We’ve had many calls to our office asking about the recent changes in California’s vaccination laws. Parents are asking how the recent law affects their children. Here is information to help you understand the issue.
California citizens have had the right to claim either philosophical or religious exemption from mandatory vaccinations for school age children until now. (States have the right to determine their own laws regarding vaccination exemptions.) The new law which goes into effect July 2016 removes exemptions for philosophical and/or religious reasons thus mandating that all children be vaccinated.
Required vaccinations have become a controversial topic contrasting individual healthcare rights vs. public health and safety. The recent measles outbreak in CA demonstrated how there is less protection to the public when individuals choose not to vaccinate. Though long term negative outcomes are rare with illnesses like the measles, people with compromised immune systems are the ones at risk, and they may not be able to be vaccinated because of their health issues. So mandatory vaccination policy protects those who cannot be vaccinated.
The contrasting issue is that some individuals have negative reactions to vaccinations and the long term effect of multiple vaccinations on the immune system is still unknown. When being exposed to a virus the immune system builds antibodies and has a complex immune response that will serve to protect the individual from that virus and similar viruses in the future. Vaccinations create a much more limited immune response and do not provide the future cross over protection to other viruses but they also prevent adverse reactions from infection.
In San Luis Obispo County some families who have chosen not to vaccinate their children have recently been denied care by pediatricians unless they agreed to vaccinate their children.
For decades the government has protected pharmaceutical companies from lawsuits for adverse reactions to vaccinations. Since the government mandates vaccination policy, they must protect the pharmaceutical companies from lawsuits. This policy limits what doctors can label as adverse reactions to vaccines thus preventing research on vaccination reactions and vaccinated populations vs. unvaccinated populations and their long term health outcomes.
I have worked with families from every religious and philosophical viewpoint, and I respect each family’s right to practice what they deem is good for their family. It is difficult to create political and health management laws that respect these individual rights while also caring for the general public’s health. The argument for public safety also needs to look at the long term effects of the cost of medical treatment for individuals who are negatively affected by vaccines.

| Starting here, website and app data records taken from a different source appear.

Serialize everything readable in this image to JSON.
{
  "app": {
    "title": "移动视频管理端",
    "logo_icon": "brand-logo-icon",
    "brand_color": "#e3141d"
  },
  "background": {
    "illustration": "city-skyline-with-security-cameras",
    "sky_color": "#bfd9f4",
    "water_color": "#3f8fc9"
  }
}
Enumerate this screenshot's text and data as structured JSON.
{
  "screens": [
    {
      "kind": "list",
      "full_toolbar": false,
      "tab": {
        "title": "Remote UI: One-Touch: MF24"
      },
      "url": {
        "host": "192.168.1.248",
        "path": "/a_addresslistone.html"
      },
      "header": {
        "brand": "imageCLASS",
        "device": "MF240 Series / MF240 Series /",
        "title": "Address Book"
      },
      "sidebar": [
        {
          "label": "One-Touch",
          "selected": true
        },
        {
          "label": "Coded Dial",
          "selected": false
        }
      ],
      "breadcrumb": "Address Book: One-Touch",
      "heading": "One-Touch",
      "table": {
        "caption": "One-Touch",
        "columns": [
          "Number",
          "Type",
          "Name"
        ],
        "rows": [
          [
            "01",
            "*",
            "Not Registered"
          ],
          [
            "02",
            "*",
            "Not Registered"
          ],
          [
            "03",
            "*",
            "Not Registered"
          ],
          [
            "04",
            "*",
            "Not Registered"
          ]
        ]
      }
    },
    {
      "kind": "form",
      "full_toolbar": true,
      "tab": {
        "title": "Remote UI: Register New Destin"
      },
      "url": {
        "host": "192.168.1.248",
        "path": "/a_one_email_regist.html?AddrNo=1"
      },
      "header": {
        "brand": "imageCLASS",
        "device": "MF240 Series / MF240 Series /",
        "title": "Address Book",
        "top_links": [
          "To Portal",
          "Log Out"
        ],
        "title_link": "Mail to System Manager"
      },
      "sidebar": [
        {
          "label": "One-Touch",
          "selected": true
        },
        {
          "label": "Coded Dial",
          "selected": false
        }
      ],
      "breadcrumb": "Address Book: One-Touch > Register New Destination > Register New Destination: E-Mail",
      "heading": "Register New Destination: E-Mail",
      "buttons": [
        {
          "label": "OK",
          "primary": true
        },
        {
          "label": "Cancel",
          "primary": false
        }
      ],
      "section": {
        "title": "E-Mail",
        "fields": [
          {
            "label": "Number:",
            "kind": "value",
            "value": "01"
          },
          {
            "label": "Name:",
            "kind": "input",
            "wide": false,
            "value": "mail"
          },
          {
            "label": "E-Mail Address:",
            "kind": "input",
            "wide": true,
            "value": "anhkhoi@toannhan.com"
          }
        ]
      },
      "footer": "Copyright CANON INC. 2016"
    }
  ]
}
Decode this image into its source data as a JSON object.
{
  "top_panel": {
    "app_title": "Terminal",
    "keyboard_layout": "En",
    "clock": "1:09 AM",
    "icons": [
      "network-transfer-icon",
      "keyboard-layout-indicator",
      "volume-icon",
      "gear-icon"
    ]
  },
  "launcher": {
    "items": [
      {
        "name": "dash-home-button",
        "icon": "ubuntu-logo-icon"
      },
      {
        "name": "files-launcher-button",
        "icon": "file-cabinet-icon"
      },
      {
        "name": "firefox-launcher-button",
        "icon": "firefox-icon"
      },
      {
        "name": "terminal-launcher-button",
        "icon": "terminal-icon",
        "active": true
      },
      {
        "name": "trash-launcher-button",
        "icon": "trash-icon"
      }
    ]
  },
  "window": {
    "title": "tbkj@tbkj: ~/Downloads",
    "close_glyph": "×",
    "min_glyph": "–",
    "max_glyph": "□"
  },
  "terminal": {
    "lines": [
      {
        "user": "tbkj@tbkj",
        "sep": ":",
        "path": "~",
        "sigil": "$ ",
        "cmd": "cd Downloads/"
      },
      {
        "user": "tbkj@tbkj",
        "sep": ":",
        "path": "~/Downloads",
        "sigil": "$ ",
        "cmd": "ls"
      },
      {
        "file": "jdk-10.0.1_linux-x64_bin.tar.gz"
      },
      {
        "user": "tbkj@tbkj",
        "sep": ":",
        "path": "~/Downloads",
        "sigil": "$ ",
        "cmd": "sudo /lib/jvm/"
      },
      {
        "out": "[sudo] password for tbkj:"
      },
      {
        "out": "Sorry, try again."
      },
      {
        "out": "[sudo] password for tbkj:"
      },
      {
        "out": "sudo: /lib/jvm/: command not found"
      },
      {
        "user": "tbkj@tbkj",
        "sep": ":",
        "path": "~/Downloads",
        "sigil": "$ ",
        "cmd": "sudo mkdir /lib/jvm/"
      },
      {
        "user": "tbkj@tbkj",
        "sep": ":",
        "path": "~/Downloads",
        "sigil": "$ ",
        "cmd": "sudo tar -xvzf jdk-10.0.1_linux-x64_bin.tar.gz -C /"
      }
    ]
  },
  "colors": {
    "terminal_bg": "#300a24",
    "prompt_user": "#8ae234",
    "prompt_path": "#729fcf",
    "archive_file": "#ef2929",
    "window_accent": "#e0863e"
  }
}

This is a complex issue and cannot be simplified into right and wrong. The previous vaccination law enacted in 2014 handled the topic of exemption well by requiring parents to discuss vaccinations with their healthcare providers to discuss the risks and benefits to be able to make an informed decision about vaccinating.